# Prompt:
Could you find every line in the records below that contains the word "heading" and copy it?

Entries from a dataset of interfaces:
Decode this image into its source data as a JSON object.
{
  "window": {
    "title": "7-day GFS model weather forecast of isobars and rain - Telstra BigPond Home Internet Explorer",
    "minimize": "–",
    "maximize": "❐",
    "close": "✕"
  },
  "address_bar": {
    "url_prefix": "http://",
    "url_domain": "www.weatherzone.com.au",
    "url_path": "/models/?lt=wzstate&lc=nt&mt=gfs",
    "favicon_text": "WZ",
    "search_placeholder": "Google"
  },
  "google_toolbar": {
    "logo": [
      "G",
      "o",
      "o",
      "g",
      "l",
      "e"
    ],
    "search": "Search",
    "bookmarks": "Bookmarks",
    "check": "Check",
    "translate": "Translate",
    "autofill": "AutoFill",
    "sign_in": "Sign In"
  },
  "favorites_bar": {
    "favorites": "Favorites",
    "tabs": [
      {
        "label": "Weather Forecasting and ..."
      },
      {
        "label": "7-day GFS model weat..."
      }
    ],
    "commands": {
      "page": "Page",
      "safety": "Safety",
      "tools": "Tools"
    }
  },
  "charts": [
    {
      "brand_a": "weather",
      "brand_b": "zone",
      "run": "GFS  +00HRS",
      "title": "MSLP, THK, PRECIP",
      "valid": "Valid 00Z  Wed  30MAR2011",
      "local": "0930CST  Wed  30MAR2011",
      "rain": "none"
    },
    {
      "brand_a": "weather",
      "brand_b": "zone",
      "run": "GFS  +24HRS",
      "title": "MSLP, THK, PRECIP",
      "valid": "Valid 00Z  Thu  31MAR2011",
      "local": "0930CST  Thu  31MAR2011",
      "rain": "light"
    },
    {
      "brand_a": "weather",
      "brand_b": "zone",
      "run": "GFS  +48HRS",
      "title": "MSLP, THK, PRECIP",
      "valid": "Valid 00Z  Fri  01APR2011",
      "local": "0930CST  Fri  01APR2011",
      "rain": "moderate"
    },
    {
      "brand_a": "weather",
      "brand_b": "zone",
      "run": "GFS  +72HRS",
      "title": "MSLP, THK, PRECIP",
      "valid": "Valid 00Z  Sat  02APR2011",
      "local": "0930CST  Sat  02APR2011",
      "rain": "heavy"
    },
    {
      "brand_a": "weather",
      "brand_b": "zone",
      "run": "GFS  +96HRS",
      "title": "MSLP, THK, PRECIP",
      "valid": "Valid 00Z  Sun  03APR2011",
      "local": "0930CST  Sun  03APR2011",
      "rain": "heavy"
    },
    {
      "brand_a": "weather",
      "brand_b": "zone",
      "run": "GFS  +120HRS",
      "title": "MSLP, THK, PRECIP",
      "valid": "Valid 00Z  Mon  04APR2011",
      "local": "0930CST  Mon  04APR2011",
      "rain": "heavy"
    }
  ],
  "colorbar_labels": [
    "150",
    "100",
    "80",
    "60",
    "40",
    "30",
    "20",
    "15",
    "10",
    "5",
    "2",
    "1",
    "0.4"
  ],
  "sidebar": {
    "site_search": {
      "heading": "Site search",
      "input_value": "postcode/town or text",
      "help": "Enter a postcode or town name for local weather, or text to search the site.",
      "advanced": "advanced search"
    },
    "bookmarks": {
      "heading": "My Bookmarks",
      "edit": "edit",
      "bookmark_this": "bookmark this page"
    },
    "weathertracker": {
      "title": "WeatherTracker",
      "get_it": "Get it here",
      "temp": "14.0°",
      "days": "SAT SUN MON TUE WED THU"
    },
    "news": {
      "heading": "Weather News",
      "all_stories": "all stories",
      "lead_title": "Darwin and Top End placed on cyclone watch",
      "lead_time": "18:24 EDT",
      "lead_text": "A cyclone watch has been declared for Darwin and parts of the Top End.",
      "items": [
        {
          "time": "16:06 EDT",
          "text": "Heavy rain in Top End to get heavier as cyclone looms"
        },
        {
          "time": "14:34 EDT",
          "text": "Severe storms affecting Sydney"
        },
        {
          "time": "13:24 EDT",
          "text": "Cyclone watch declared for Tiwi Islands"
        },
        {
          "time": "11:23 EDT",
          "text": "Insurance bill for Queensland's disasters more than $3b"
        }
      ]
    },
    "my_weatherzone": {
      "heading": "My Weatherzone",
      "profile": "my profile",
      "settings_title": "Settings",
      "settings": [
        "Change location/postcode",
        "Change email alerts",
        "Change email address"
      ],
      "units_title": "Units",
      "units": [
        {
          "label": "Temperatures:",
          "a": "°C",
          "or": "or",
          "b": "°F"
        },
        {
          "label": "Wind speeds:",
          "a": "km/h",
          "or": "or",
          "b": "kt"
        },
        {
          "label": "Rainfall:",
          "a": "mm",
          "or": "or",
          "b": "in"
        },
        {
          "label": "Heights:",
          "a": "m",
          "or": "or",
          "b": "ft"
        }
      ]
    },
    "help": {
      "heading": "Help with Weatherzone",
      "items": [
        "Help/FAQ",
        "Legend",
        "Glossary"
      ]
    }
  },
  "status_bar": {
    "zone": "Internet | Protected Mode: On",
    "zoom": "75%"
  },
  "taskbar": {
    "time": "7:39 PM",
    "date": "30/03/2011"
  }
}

# Solution to the problem:
      "heading": "Site search",
      "heading": "My Bookmarks",
      "heading": "Weather News",
      "heading": "My Weatherzone",
      "heading": "Help with Weatherzone",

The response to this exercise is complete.